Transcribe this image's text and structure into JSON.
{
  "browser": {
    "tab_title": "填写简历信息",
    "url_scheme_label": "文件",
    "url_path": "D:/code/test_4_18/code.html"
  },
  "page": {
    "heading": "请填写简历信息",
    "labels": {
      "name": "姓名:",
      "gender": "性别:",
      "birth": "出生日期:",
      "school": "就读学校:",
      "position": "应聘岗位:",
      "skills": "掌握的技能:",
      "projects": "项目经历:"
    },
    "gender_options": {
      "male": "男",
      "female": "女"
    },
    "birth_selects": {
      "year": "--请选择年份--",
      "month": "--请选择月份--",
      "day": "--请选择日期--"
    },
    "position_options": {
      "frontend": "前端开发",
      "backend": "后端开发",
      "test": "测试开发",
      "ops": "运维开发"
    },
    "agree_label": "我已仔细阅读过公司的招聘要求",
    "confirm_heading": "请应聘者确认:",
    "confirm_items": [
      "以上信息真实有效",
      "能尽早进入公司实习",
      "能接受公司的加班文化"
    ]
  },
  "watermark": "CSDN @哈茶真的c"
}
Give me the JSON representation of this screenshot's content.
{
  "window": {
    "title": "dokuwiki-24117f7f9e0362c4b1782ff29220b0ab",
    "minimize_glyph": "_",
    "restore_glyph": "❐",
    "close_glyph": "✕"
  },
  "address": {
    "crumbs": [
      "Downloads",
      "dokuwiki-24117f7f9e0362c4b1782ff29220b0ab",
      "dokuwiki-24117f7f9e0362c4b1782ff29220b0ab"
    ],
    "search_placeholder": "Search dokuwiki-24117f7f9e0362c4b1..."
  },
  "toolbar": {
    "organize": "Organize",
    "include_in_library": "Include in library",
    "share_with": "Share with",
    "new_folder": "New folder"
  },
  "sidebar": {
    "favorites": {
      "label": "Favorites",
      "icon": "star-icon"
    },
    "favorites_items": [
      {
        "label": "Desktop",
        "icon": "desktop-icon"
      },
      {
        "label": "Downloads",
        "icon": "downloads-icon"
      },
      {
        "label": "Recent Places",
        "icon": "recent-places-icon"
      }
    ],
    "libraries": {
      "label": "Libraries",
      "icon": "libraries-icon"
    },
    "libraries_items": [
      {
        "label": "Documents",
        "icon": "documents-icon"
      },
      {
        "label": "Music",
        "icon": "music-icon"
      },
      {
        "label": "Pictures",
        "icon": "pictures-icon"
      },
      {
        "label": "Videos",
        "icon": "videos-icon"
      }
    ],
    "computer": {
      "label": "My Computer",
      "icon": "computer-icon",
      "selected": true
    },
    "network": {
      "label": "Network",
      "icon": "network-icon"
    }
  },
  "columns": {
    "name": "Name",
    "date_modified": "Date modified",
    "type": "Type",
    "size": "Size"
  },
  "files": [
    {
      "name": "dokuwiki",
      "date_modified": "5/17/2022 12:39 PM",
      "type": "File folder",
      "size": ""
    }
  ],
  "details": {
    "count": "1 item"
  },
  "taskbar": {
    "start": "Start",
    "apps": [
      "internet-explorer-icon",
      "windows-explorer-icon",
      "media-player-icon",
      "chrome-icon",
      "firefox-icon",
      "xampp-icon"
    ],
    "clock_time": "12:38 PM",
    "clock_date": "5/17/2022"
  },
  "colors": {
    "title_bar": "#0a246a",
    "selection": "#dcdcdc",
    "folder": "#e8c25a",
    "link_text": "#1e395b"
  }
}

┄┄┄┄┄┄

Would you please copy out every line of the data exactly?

Transcribe this image's text and structure into JSON.
{
  "browser": {
    "tab_title": "填写简历信息",
    "url_scheme_label": "文件",
    "url_path": "D:/code/test_4_18/code.html"
  },
  "page": {
    "heading": "请填写简历信息",
    "labels": {
      "name": "姓名:",
      "gender": "性别:",
      "birth": "出生日期:",
      "school": "就读学校:",
      "position": "应聘岗位:",
      "skills": "掌握的技能:",
      "projects": "项目经历:"
    },
    "gender_options": {
      "male": "男",
      "female": "女"
    },
    "birth_selects": {
      "year": "--请选择年份--",
      "month": "--请选择月份--",
      "day": "--请选择日期--"
    },
    "position_options": {
      "frontend": "前端开发",
      "backend": "后端开发",
      "test": "测试开发",
      "ops": "运维开发"
    },
    "agree_label": "我已仔细阅读过公司的招聘要求",
    "confirm_heading": "请应聘者确认:",
    "confirm_items": [
      "以上信息真实有效",
      "能尽早进入公司实习",
      "能接受公司的加班文化"
    ]
  },
  "watermark": "CSDN @哈茶真的c"
}
Give me the JSON representation of this screenshot's content.
{
  "window": {
    "title": "dokuwiki-24117f7f9e0362c4b1782ff29220b0ab",
    "minimize_glyph": "_",
    "restore_glyph": "❐",
    "close_glyph": "✕"
  },
  "address": {
    "crumbs": [
      "Downloads",
      "dokuwiki-24117f7f9e0362c4b1782ff29220b0ab",
      "dokuwiki-24117f7f9e0362c4b1782ff29220b0ab"
    ],
    "search_placeholder": "Search dokuwiki-24117f7f9e0362c4b1..."
  },
  "toolbar": {
    "organize": "Organize",
    "include_in_library": "Include in library",
    "share_with": "Share with",
    "new_folder": "New folder"
  },
  "sidebar": {
    "favorites": {
      "label": "Favorites",
      "icon": "star-icon"
    },
    "favorites_items": [
      {
        "label": "Desktop",
        "icon": "desktop-icon"
      },
      {
        "label": "Downloads",
        "icon": "downloads-icon"
      },
      {
        "label": "Recent Places",
        "icon": "recent-places-icon"
      }
    ],
    "libraries": {
      "label": "Libraries",
      "icon": "libraries-icon"
    },
    "libraries_items": [
      {
        "label": "Documents",
        "icon": "documents-icon"
      },
      {
        "label": "Music",
        "icon": "music-icon"
      },
      {
        "label": "Pictures",
        "icon": "pictures-icon"
      },
      {
        "label": "Videos",
        "icon": "videos-icon"
      }
    ],
    "computer": {
      "label": "My Computer",
      "icon": "computer-icon",
      "selected": true
    },
    "network": {
      "label": "Network",
      "icon": "network-icon"
    }
  },
  "columns": {
    "name": "Name",
    "date_modified": "Date modified",
    "type": "Type",
    "size": "Size"
  },
  "files": [
    {
      "name": "dokuwiki",
      "date_modified": "5/17/2022 12:39 PM",
      "type": "File folder",
      "size": ""
    }
  ],
  "details": {
    "count": "1 item"
  },
  "taskbar": {
    "start": "Start",
    "apps": [
      "internet-explorer-icon",
      "windows-explorer-icon",
      "media-player-icon",
      "chrome-icon",
      "firefox-icon",
      "xampp-icon"
    ],
    "clock_time": "12:38 PM",
    "clock_date": "5/17/2022"
  },
  "colors": {
    "title_bar": "#0a246a",
    "selection": "#dcdcdc",
    "folder": "#e8c25a",
    "link_text": "#1e395b"
  }
}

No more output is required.